It’s Adar! The month of Purim brings with it silly hat days, costume preparations and plenty of organizations trying to sell you mishloach manot packages. But the most reliable harbinger of the season will surely soon appear in these pages: articles by rabbis and others explaining the true meaning of Purim.
Let’s review the basics. Surely it can’t be a mitzvah to get drunk on Purim. Of course, there is a mitzvah of simcha on Purim. But, as we all have learned, real simcha cannot be achieved through eating and drinking to excess. Real simcha is learning Torah and taking care of the poor. So, this Purim, let’s put the bottle aside, take out a Gemara, give a little tzedaka and experience true simcha.

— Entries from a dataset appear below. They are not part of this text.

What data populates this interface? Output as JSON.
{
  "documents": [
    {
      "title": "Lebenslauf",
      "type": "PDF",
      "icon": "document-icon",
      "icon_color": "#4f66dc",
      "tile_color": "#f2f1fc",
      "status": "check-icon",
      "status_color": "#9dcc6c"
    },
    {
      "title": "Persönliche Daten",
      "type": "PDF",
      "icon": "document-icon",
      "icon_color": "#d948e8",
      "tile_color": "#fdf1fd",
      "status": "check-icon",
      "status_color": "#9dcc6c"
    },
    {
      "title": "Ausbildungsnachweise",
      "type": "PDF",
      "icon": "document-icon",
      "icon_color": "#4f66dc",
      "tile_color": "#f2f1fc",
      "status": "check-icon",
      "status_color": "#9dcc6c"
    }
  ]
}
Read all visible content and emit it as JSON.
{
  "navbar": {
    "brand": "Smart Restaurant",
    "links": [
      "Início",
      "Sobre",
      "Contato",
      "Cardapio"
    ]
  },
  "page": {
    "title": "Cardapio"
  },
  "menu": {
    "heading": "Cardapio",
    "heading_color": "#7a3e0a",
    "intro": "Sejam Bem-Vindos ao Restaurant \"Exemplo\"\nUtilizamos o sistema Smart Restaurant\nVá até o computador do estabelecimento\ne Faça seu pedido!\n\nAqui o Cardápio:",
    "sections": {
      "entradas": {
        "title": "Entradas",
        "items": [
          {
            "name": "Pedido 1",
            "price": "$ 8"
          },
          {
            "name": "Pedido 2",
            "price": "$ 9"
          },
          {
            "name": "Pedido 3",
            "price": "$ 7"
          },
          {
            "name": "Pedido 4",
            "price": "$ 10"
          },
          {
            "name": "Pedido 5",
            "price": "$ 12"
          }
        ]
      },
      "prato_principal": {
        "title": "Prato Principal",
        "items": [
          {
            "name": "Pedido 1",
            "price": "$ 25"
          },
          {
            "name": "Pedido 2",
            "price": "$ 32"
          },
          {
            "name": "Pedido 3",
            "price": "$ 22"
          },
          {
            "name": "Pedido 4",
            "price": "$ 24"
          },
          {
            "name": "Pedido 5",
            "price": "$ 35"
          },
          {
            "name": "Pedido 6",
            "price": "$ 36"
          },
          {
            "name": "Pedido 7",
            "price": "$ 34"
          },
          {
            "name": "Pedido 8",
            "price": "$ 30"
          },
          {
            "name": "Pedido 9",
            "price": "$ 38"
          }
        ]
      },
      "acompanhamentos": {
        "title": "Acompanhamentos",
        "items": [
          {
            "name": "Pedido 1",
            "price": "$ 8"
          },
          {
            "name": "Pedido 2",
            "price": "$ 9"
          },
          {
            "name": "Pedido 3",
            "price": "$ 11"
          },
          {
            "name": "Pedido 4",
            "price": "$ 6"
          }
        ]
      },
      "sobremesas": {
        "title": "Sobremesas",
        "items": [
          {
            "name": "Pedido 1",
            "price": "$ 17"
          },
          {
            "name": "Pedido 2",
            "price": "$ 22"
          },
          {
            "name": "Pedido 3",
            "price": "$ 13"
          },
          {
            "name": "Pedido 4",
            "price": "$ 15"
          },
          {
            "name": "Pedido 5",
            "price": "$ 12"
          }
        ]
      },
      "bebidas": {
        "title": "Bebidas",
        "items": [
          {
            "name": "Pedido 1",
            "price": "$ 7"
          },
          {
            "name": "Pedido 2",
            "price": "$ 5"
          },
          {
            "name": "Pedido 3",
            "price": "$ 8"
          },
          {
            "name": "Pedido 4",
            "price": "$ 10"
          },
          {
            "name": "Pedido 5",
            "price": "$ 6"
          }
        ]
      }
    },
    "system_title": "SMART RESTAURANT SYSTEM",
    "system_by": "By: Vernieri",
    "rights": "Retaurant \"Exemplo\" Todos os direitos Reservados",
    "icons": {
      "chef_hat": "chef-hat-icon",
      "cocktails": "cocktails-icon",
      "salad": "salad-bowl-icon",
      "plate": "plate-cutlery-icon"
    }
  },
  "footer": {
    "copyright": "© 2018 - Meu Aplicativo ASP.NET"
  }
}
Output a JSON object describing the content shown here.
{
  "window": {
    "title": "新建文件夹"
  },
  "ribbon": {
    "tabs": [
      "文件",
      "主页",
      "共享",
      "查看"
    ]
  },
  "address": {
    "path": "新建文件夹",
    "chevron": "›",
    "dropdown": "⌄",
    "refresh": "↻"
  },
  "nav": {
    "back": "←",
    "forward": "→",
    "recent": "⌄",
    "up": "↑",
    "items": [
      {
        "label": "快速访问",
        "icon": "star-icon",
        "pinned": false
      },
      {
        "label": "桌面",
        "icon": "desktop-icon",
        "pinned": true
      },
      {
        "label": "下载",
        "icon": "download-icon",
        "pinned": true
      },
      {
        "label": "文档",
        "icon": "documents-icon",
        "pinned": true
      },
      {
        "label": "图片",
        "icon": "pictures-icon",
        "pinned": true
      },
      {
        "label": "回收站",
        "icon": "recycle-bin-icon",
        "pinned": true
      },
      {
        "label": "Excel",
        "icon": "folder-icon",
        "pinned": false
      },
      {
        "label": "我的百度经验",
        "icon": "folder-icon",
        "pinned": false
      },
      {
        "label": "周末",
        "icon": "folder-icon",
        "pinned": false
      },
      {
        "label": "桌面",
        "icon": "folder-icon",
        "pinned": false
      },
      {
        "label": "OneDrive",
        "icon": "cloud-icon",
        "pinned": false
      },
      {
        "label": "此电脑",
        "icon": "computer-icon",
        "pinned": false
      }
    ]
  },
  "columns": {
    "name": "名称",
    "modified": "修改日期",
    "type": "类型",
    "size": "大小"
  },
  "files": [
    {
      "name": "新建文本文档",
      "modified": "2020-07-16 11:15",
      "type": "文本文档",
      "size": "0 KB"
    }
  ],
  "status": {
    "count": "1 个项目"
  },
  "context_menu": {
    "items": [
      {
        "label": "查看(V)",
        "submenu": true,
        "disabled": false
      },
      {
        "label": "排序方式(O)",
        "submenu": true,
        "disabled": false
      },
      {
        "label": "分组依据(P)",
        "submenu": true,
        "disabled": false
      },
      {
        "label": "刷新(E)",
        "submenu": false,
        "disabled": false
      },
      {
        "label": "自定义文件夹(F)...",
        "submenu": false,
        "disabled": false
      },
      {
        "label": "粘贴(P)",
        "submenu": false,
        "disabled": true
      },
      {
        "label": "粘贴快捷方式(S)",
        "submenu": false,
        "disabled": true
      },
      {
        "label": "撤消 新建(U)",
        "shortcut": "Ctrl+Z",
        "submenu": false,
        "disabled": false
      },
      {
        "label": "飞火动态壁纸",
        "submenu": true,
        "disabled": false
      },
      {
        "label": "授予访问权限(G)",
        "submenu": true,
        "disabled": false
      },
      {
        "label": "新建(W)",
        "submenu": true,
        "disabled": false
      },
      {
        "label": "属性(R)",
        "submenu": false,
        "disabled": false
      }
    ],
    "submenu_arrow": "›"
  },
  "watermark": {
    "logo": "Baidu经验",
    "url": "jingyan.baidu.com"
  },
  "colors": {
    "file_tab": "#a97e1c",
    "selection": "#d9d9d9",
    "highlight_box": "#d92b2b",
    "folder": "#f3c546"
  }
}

Now, don’t get me wrong. Learning Torah is an important part of Purim. That is why we read the megilla twice and are instructed to pay close attention and hear every word. Taking care of the needy amongst us is also a critical part of the holiday. Every person is obligated to give money to at least two poor people to liven up their holiday. These two mitzvot, kriyat hamegilla and matanot la’evyonim, are what keep us grounded, and are also likely the first two mitzvot you do on Purim.
However, there are two other miztvot. Mishloach manot instructs us to give two portions of food to someone else. Not necessarily a poor person; that was taken care of with matanot la’evyonim. Mishloach manot encourages general camaraderie between friends. And the final mitzvah is the Purim seuda, which includes the obligation to be joyful, to eat, drink and be merry.
But surely true simcha means Torah and mitzvot, not engaging in base and hedonistic pleasures? The Gemara (Pesahim 109a) asks how the mitzvah of “vesamachta bechagecha” (rejoice on your holidays) can be fulfilled. What is the answer? Through wine! In fact, the Gemara says, “ein simcha ela b’yayin,” there can be no joy without wine, and it cites Tehillim (104:15) which states, “yayin yisamach levav enosh,” wine brings joy to the people’s hearts.
We are commanded to drink wine many times, but there is always a shiur, or prescribed size. On Shabbat and Yom Tov we drink one cup, and at the Seder we drink four. But on Purim, we drink until we cannot distinguish good from bad, however much wine that may require. We break free of structured and often laminated measurements and guidelines, and are free to really just enjoy the day.
This leads to the second common objection. Surely it can’t be a mitzvah to get drunk! It’s dangerous! It’s irresponsible! Really? Mitzvot are never dangerous or irresponsible? How about a mitzvah not to eat or drink for 25 hours? People end up fainting or in the hospital every Yom Kippur, but no one seems to question how fasting can really be a mitzvah.
I fasted my first Yom Kippur at thirteen years and two weeks old. After the fast, I vomited. I’ve heard this isn’t so uncommon, especially for younger fasters. But I never read any articles decrying the practice of having teenagers fast. That’s how it is. Better luck next year. Shver tzu zein a yid. But God forbid, you see someone vomiting after Purim? It’s the 1920s and prohibition over again. Shuls will go dry. Kiddush clubs will be banned. Women will be storming the doghouse with hatchets.
Now, I’m certainly not advocating drinking to excess. Everyone needs to know their limits, and parents need to be especially vigilant about keeping their kids safe. In addition, just like with fasting, someone who has a medical need to refrain from any mitzvah should certainly do so.
But aside from the specific issues with alcohol, I believe there is a larger issue at play when everyone rushes to minimize the Purim celebration. There is a long tradition, mostly of Ashkenazic origin, and particularly in Lithuanian circles, of embracing a form of Judaism that glorifies suffering and believes that the more you limit yourself, the better you are serving God. Getting sick from drinking seems downright immoral, but getting sick from not drinking is a kapara (an atonement for sin). An excess of enjoyment is sinful, but an excess of suffering is piety.
The reason this is more prevalent in Ashkenazi communities is because the idea of glorifying suffering comes from Christianity. But we’re not Christians; our religion isn’t based on suffering and has no problem with enjoying the world that God gave us.
We should not have a problem fully embracing the real true meaning of our holidays. Sure, let’s cry with all our hearts and souls on Tisha B’Av. Let’s approach the Yamim Noraim with seriousness of purpose. But let’s also enjoy the Shalosh Regalim the way they were meant to, by eating and drinking and being satisfied.
And now, we find ourselves in the only month about which the Shulchan Aruch states that the joy of the holiday is so great that we start experiencing it two weeks early: “Mishenichnas Adar Marbim b’Simcha,” when the month of Adar begins, our joy increases. This year, let’s really mean it, and fully experience Simchat Purim the way it was meant to be enjoyed, without guilt or regret. This year, let’s be machmir on simchat Purim!
By Ben Sandler